It is true that some of the people concerned about the General Convention issues would like the Episcopal Church (and the Anglican Communion) to become a confessional body like most other churches in the United States.  That means in addition to the creed, we should spell out the signs of holiness that tell us who is in and who is out of the church.  Others understand “Catholic” to mean all are welcome.  That means that God does the judging.  Remember Jesus’ “parable of the wheat and the tares,” it means at least: “Give people time.  God is the judge.” It would be a major change in the doctrine and discipline of our church to adopt a confessional statement of holiness to be required of all our members.  It also seems that such confessional statements in history always end up causing more and more divisions in the church.  In the past such statements have caused Christians to kill each other in God’s name.

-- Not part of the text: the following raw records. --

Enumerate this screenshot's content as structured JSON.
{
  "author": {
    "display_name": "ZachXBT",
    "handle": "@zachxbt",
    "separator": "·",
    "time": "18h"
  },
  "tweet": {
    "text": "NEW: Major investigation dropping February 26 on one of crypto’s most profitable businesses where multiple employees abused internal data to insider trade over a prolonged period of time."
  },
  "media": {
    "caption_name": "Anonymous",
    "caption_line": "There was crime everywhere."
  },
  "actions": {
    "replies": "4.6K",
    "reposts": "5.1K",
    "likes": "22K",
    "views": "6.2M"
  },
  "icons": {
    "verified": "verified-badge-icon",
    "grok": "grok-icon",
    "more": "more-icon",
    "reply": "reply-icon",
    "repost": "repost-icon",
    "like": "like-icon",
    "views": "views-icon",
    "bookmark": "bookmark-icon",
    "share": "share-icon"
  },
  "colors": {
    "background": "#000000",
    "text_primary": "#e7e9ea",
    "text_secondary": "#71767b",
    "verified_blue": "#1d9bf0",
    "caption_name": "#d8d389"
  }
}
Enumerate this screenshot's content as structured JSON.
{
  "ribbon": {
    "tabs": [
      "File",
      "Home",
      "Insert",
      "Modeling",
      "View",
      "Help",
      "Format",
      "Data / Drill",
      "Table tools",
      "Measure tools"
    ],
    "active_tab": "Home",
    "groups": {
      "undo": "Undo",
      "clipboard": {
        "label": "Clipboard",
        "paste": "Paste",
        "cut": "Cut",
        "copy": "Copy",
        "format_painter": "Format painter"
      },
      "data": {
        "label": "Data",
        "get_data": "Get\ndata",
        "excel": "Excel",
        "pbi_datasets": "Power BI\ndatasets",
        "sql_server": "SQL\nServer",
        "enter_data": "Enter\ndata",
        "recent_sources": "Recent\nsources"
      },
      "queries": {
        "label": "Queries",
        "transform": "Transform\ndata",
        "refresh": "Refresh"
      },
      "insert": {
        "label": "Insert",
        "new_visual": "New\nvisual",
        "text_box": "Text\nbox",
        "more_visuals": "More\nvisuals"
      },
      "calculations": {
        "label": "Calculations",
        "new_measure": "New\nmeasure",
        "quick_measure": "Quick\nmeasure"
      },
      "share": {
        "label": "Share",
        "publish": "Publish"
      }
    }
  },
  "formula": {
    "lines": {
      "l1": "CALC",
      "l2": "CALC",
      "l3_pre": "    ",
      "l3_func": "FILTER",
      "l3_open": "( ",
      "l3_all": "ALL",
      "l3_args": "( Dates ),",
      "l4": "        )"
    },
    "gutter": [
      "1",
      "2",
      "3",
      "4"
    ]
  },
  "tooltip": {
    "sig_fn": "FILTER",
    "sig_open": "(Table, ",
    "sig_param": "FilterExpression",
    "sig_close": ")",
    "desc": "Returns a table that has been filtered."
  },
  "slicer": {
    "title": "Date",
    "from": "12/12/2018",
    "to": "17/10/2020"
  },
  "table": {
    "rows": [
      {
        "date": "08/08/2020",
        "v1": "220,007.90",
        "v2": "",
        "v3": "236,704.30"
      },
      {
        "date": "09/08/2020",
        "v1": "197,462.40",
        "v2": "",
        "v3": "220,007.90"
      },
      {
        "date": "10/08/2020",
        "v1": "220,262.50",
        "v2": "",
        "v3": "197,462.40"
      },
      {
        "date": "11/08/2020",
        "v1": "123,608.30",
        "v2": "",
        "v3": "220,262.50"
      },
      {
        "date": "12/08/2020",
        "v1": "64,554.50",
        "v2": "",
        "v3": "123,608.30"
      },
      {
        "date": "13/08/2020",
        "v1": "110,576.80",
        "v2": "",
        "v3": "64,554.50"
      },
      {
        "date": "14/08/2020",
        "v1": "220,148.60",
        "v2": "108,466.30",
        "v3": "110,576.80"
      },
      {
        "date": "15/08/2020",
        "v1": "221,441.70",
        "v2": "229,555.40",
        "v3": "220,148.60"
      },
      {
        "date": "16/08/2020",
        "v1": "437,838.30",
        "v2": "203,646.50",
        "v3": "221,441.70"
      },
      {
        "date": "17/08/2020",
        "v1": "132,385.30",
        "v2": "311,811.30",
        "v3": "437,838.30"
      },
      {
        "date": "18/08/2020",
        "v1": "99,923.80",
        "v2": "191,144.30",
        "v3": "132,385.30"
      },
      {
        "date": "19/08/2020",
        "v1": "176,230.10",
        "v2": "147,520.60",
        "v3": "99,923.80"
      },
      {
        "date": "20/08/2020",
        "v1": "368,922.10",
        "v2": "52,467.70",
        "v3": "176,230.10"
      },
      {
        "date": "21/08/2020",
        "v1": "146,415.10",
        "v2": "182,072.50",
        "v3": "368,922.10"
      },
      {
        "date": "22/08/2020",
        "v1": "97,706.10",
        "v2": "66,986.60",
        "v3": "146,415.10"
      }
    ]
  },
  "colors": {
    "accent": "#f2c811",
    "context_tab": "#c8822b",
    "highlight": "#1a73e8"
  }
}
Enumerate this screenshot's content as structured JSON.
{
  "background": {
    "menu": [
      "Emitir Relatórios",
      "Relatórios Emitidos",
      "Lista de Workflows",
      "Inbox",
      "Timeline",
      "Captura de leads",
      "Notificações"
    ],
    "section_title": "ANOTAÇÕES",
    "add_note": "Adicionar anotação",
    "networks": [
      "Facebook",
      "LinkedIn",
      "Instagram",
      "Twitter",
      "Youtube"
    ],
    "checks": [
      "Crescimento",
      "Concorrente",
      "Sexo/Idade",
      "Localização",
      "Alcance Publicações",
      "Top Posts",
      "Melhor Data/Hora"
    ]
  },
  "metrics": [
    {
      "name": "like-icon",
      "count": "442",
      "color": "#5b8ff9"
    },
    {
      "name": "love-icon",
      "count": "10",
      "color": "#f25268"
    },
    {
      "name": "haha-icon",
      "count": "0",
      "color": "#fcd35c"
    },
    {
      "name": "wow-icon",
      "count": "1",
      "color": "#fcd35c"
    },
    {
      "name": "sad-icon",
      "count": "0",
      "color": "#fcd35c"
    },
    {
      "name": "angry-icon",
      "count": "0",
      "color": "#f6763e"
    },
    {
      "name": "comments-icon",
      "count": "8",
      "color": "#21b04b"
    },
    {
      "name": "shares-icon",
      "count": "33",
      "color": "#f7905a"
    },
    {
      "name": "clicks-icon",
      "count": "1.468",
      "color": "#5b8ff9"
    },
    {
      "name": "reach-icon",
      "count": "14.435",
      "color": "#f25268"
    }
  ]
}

We have not only taken an oath about the authority of scripture.  We have also taken an oath to conform to the doctrine, discipline, and worship of the Episcopal Church.  If we really believe we cannot conform we must leave the Episcopal Church.  What I cannot see is any biblical justification for assuming that it is all right to work out some scheme to take property given by those, now with God, who gave it to the Episcopal Church – to steal it by stealth and remove it from the church – which the saints knew when they gave it, was governed by an elected representative government (the best kind of government I believe God has yet led humans to discern, but not an infallible government by its own admission).  If we need to leave this church we need to do it without stealing from what was left in trust for us as Episcopalians.  I know that buildings are not nearly as important as the truth.

I know we will be more of a Catholic Church if we can contain and respect each other and lose no one, no matter what their opinion is about how we should minister to our homosexual members.  It is exactly in that struggle of opinions in the context of reading the Bible that the community will ultimately come to know God’s will.  However, if one’s conscience says he or she must go I would hope that person could find among the 2,000+ denominations listed by the Internal Revenue Service one that he or she can agree with without forming a new division in Christ’s body.

Brothers and Sisters, I have tried to say what I’m struggling with and where I am on a number of issues because people have demanded to know exactly what I think and what I believe should happen.  I have always been very clear that I’m not infallible, nor do I believe the votes of this diocese, or of the General Convention, or of the Primates of the Anglican Communion, to be infallible.  Some of the positions I now hold may be changed by God through what some of you say, or by God’s direct voice.  I didn’t want to say some of these things because I think they will inevitably be heard and repeated in a hurtful and painful way to members that I value very much in Christ’s family.

What I am sure of is that God is calling us as a church, not to create winners or losers, but brothers and sisters in Christ.  I pray that His will be done.

Last year I concluded my address by saying:  The gospel says that we are in His church because God loved us even when we were selfish, turned in on ourselves, and unlovable.  When we know He calls us into His love and opens us to His love, that love overflows to His other children in His world.

That was then and is now my vision for this diocese.

Thank you.